getmorefigures.php?uid=PMC4537749&req=5

fig3: EC effect on striatal Ca2+-dependent and Ca2+-independent nitric oxide synthase activity. The Ca2+-dependent NOS activity was significantly increased after MPP+ treatment. The results are expressed as mean ± S.E.M. of 5–7 animals per group in ng L-citrulline/500 mg of protein/30 min. ∗P < 0.05, two-way ANOVA followed by Tukey's test.
Mentions: NOS striatal enzymatic activity was also assayed 6 hours after MPP+ infusion. The control group showed levels of Ca2+-dependent NOS activity (constitutive nitric oxide synthase (cNOS)) (3.46 ± 0.68, ng L-citrulline/500 mg protein/30 min), similar to those of the EC pretreated group (4.51 ± 0.69). However, NOS activity was statistically found to increase (P < 0.05) (8.86 ± 1.48) in the MPP+-treated group. Acute oral, 100 mg/kg, administration of EC attenuated the effect of MPP+ on Ca2+-dependent NOS activity (6.30 ± 0.82). Ca2+-independent NOS activity remained unchanged in the striatal tissue from all groups studied in this time and no statistical differences were found among groups (Figure 3).

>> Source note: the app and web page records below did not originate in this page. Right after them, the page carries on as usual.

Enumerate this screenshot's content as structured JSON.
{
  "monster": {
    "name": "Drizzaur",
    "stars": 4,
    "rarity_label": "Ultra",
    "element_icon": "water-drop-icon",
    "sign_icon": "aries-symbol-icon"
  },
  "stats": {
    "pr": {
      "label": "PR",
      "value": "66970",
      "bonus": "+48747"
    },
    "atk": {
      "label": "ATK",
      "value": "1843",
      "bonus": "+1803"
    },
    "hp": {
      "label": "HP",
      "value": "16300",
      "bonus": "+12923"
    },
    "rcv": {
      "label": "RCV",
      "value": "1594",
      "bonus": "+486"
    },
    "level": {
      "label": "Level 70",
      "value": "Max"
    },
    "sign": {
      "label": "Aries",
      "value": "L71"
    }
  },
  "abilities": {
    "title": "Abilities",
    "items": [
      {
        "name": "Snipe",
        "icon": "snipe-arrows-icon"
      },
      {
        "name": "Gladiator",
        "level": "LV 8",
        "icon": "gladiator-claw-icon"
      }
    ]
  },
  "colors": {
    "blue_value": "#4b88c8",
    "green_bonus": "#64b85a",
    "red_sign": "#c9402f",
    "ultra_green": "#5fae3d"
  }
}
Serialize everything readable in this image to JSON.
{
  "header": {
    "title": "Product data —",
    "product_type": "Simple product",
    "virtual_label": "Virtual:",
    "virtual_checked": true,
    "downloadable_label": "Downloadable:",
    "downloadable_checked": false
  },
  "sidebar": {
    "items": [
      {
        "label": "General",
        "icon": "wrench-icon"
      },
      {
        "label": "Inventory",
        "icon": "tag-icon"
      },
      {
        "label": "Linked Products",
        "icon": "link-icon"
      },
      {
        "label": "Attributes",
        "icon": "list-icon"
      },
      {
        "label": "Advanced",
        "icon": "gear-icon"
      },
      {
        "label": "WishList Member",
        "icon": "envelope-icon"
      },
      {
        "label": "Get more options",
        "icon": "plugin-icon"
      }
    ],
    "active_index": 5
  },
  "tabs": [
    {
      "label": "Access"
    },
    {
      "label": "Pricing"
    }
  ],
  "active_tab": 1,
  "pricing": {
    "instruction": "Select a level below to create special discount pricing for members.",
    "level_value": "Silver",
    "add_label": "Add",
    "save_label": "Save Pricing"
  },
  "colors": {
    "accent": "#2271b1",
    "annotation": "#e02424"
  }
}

Bottom Line: Cu/Zn-dependent superoxide dismutase (Cu/Zn-SOD) activity was significantly (P < 0.05) reduced as a consequence of MPP(+) damage.Such effects persisted in animals injured with MPP(+).The results show that EC is effective against MPP(+)-induced biochemical and behavioral damage, which is possible by an increase in Cu/Zn-SOD activity.

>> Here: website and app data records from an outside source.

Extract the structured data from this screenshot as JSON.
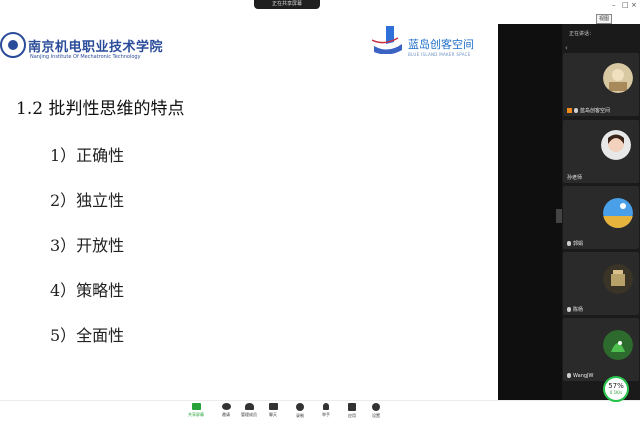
{
  "meeting": {
    "share_indicator": "正在共享屏幕",
    "view_button": "视图",
    "panel_title": "正在讲话："
  },
  "slide": {
    "school_name": "南京机电职业技术学院",
    "school_en": "Nanjing Institute Of Mechatronic Technology",
    "brand_name": "蓝岛创客空间",
    "brand_en": "BLUE ISLAND MAKER SPACE",
    "heading": "1.2 批判性思维的特点",
    "items": [
      "1）正确性",
      "2）独立性",
      "3）开放性",
      "4）策略性",
      "5）全面性"
    ]
  },
  "participants": [
    {
      "name": "蓝岛创客空间",
      "host": true
    },
    {
      "name": "孙老师",
      "host": false
    },
    {
      "name": "郭娟",
      "host": false
    },
    {
      "name": "陈杨",
      "host": false
    },
    {
      "name": "WangJW",
      "host": false
    }
  ],
  "toolbar": [
    {
      "label": "共享屏幕",
      "icon": "share-screen-icon",
      "active": true
    },
    {
      "label": "邀请",
      "icon": "invite-icon"
    },
    {
      "label": "管理成员",
      "icon": "members-icon"
    },
    {
      "label": "聊天",
      "icon": "chat-icon"
    },
    {
      "label": "录制",
      "icon": "record-icon"
    },
    {
      "label": "举手",
      "icon": "raise-hand-icon"
    },
    {
      "label": "应用",
      "icon": "apps-icon"
    },
    {
      "label": "设置",
      "icon": "settings-icon"
    }
  ],
  "network": {
    "percent": "57%",
    "speed": "0.1K/s"
  },
  "colors": {
    "accent": "#27a33a",
    "brand_blue": "#2b4c9a",
    "panel_bg": "#1a1a1a"
  }
}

View Article: PubMed Central - PubMed

Affiliation: Laboratorio Experimental de Enfermedades Neurodegenerativas, Instituto Nacional de Neurología y Neurocirugía, Manuel Velasco Suárez, 14269 Mexico City, Mexico.

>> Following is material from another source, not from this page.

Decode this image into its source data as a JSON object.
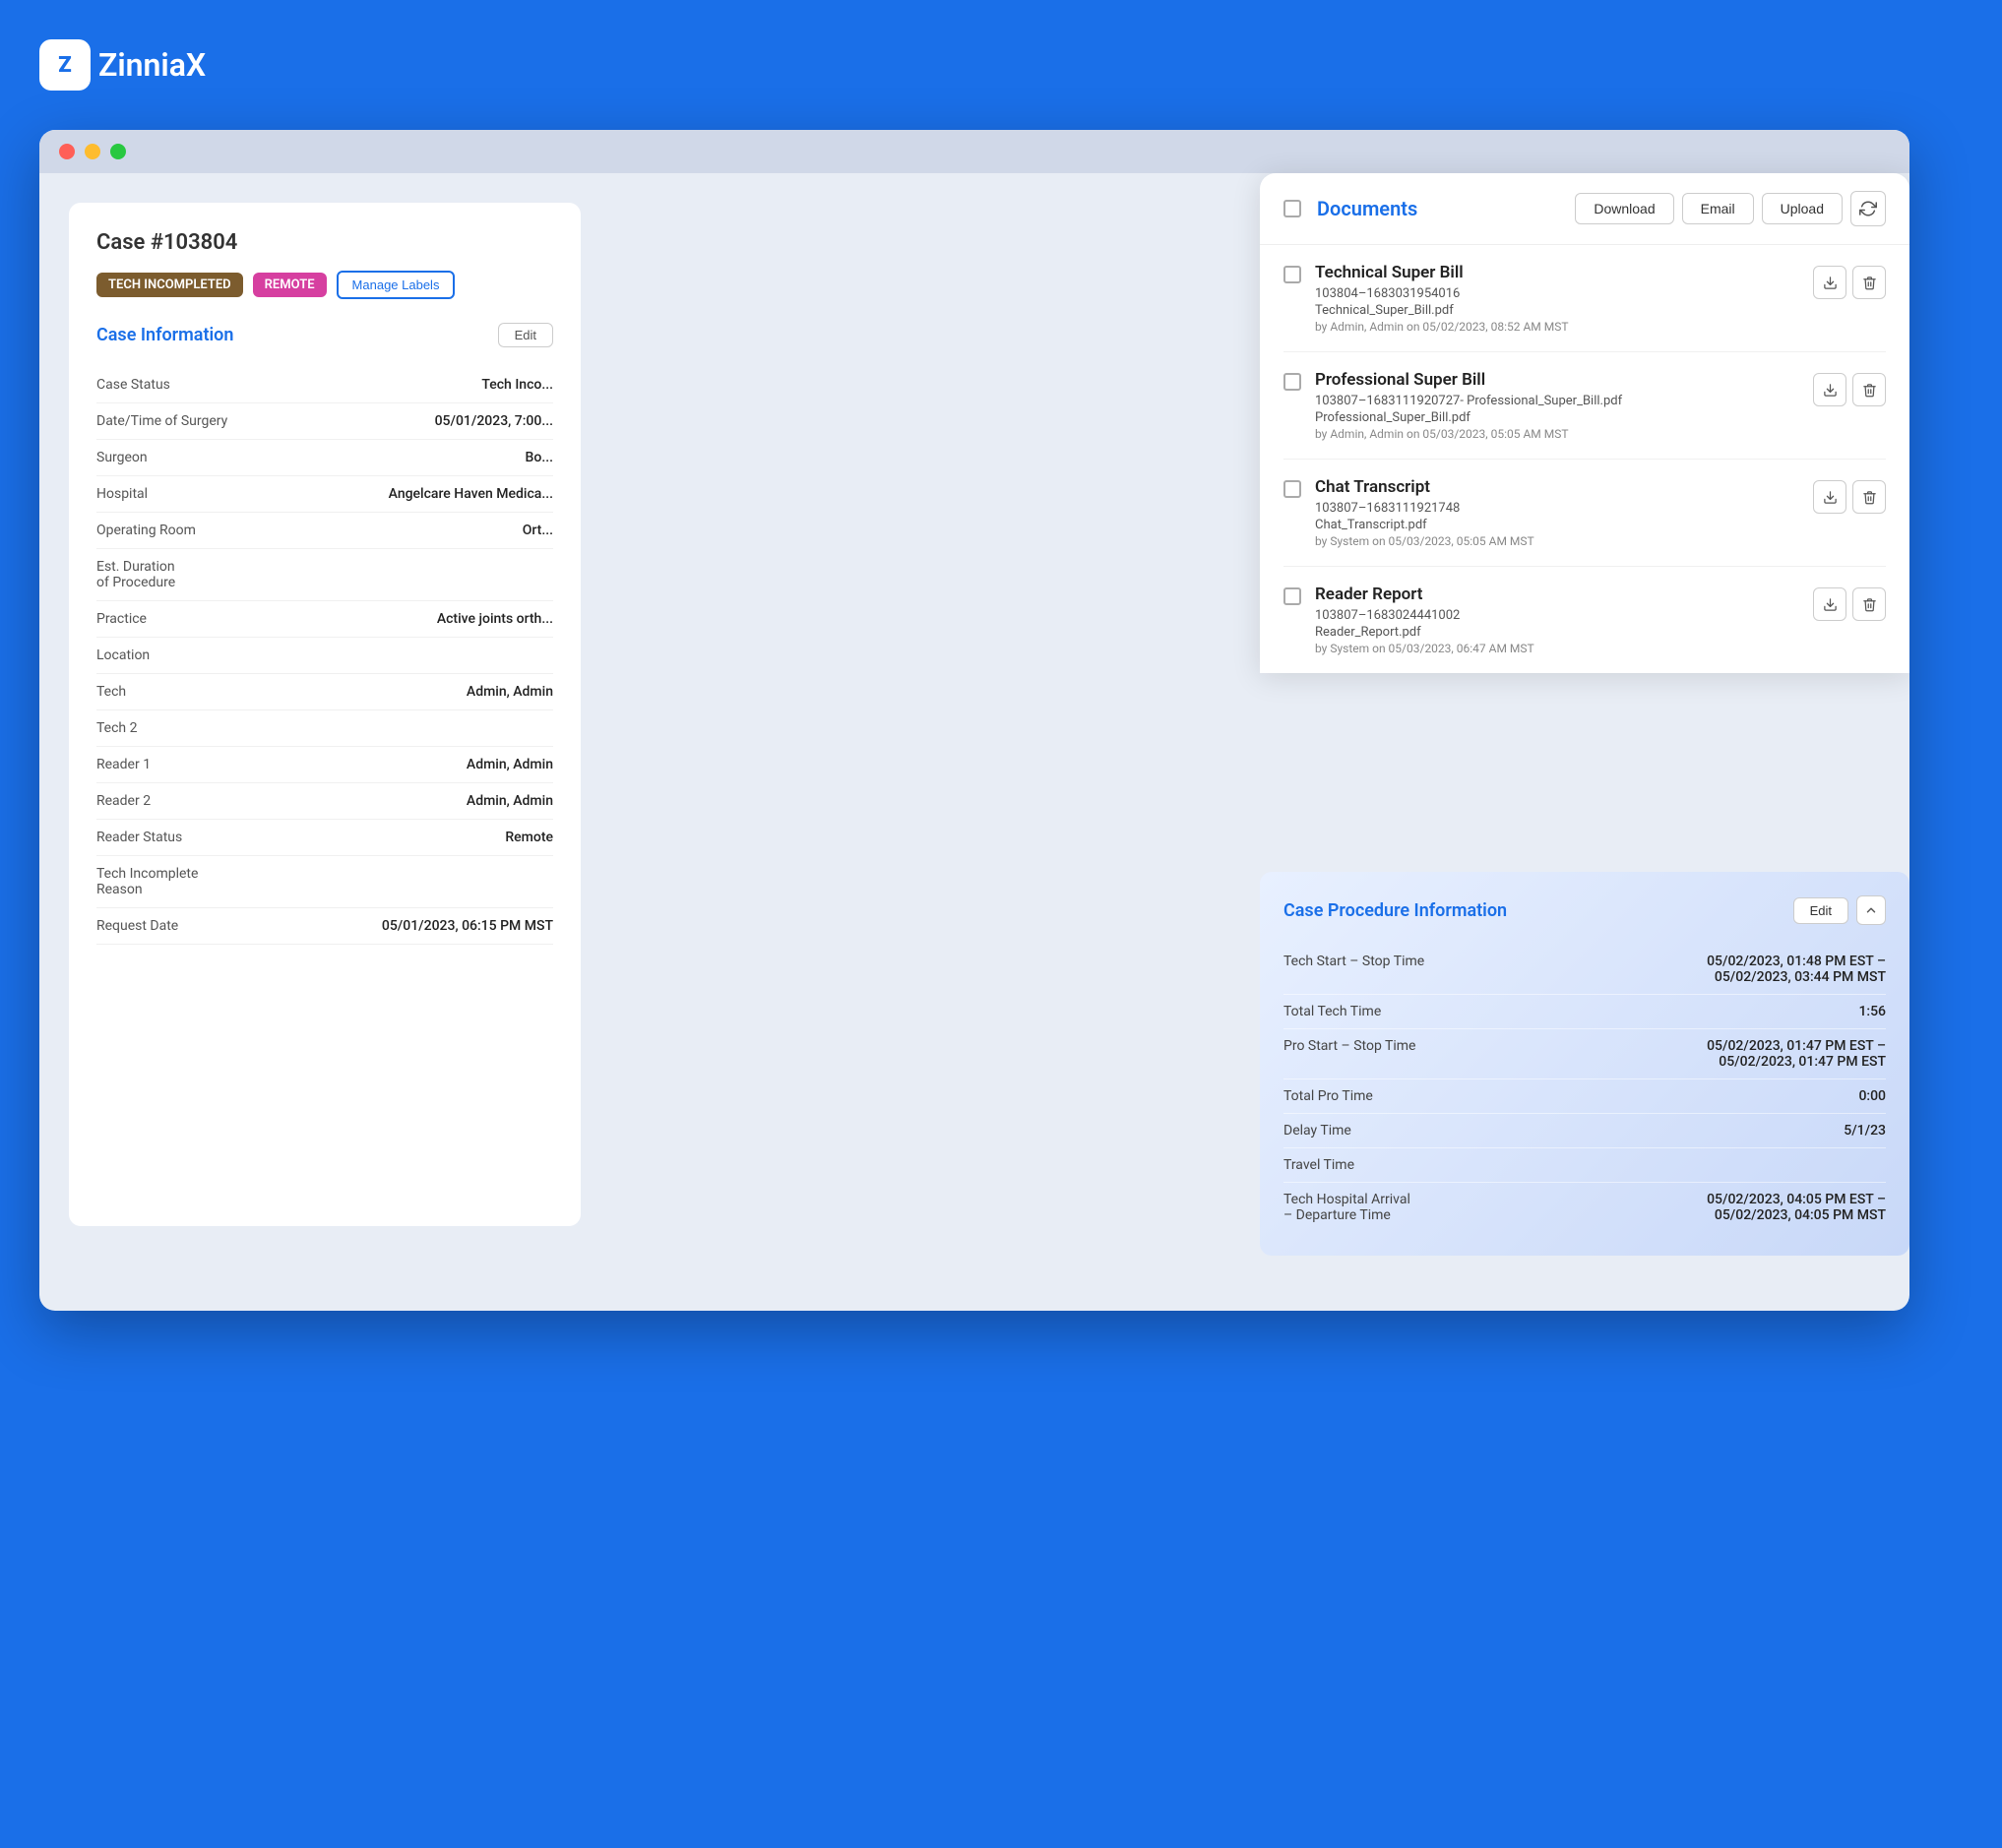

ABSTRACT
Parkinson's disease is a neurodegenerative disorder characterized by movement alterations caused by reduced dopaminergic neurotransmission in the nigrostriatal pathway, presumably by oxidative stress (OS). MPP(+) intrastriatal injection leads to the overproduction of free radicals (FR). The increasing formation of FR produces OS, a decline in dopamine (DA) content, and behavioral disorders. Epicatechin (EC) has shown the ability to be FR scavenger, an antioxidant enzyme inductor, a redox state modulator, and transition metal chelator. Acute administration of 100 mg/kg of EC significantly prevented (P < 0.05) the circling MPP(+)-induced behavior (10 μg/8 μL). Likewise, EC significantly (P < 0.05) reduced the formation of fluorescent lipid products caused by MPP(+). MPP(+) injection produced (P < 0.05) increased enzymatic activity of the constitutive nitric oxide synthase (cNOS). This effect was blocked with acute EC pretreatment. Cu/Zn-dependent superoxide dismutase (Cu/Zn-SOD) activity was significantly (P < 0.05) reduced as a consequence of MPP(+) damage. EC produced a slight increase (≈20%) in Cu/Zn-SOD activity in the control group. Such effects persisted in animals injured with MPP(+). The results show that EC is effective against MPP(+)-induced biochemical and behavioral damage, which is possible by an increase in Cu/Zn-SOD activity.

No MeSH data available.


Related in: MedlinePlus